Below is a block of records; reproduce all of them exactly and leave out any pictures.

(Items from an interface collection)
BEGIN
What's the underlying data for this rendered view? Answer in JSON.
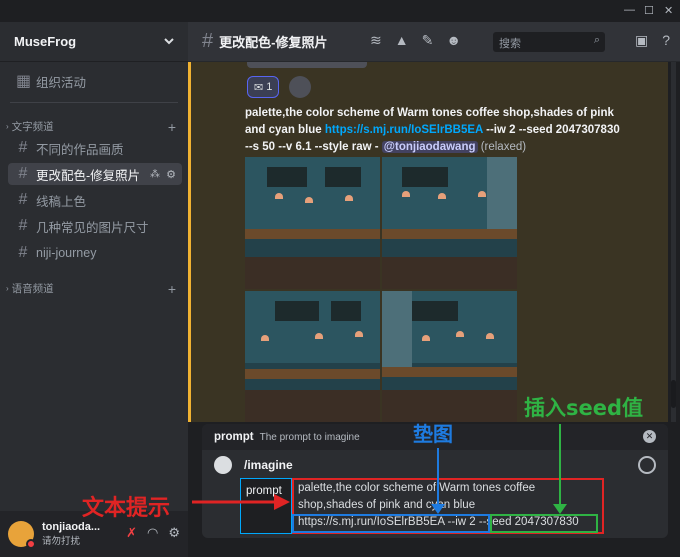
{
  "sidebar": {
    "server_name": "MuseFrog",
    "top_channel": "组织活动",
    "category_text": "文字频道",
    "channels": [
      "不同的作品画质",
      "更改配色-修复照片",
      "线稿上色",
      "几种常见的图片尺寸",
      "niji-journey"
    ],
    "category_voice": "语音频道"
  },
  "user": {
    "name": "tonjiaoda...",
    "status": "请勿打扰"
  },
  "header": {
    "channel_title": "更改配色-修复照片",
    "search_placeholder": "搜索"
  },
  "message": {
    "reaction_count": "1",
    "text_part1": "palette,the color scheme of Warm tones coffee shop,shades of pink and cyan blue ",
    "link": "https://s.mj.run/IoSElrBB5EA",
    "text_part2": " --iw 2 --seed 2047307830 --s 50 --v 6.1 --style raw - ",
    "mention": "@tonjiaodawang",
    "suffix": " (relaxed)"
  },
  "composer": {
    "option_name": "prompt",
    "option_desc": "The prompt to imagine",
    "command": "/imagine",
    "option_label": "prompt",
    "prompt_value": "palette,the color scheme of Warm tones coffee shop,shades of pink and cyan blue",
    "prompt_link": "https://s.mj.run/IoSElrBB5EA --iw 2",
    "prompt_seed": " --seed 2047307830"
  },
  "annotations": {
    "seed": "插入seed值",
    "pad": "垫图",
    "text": "文本提示"
  },
  "colors": {
    "accent_blue": "#00a8fc",
    "red": "#e02424",
    "green": "#2fb344",
    "blue": "#1e7be0",
    "highlight_bar": "#f0b232"
  }
}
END
= REPLY TO THE EXERCISE =
What's the underlying data for this rendered view? Answer in JSON.
{
  "sidebar": {
    "server_name": "MuseFrog",
    "top_channel": "组织活动",
    "category_text": "文字频道",
    "channels": [
      "不同的作品画质",
      "更改配色-修复照片",
      "线稿上色",
      "几种常见的图片尺寸",
      "niji-journey"
    ],
    "category_voice": "语音频道"
  },
  "user": {
    "name": "tonjiaoda...",
    "status": "请勿打扰"
  },
  "header": {
    "channel_title": "更改配色-修复照片",
    "search_placeholder": "搜索"
  },
  "message": {
    "reaction_count": "1",
    "text_part1": "palette,the color scheme of Warm tones coffee shop,shades of pink and cyan blue ",
    "link": "https://s.mj.run/IoSElrBB5EA",
    "text_part2": " --iw 2 --seed 2047307830 --s 50 --v 6.1 --style raw - ",
    "mention": "@tonjiaodawang",
    "suffix": " (relaxed)"
  },
  "composer": {
    "option_name": "prompt",
    "option_desc": "The prompt to imagine",
    "command": "/imagine",
    "option_label": "prompt",
    "prompt_value": "palette,the color scheme of Warm tones coffee shop,shades of pink and cyan blue",
    "prompt_link": "https://s.mj.run/IoSElrBB5EA --iw 2",
    "prompt_seed": " --seed 2047307830"
  },
  "annotations": {
    "seed": "插入seed值",
    "pad": "垫图",
    "text": "文本提示"
  },
  "colors": {
    "accent_blue": "#00a8fc",
    "red": "#e02424",
    "green": "#2fb344",
    "blue": "#1e7be0",
    "highlight_bar": "#f0b232"
  }
}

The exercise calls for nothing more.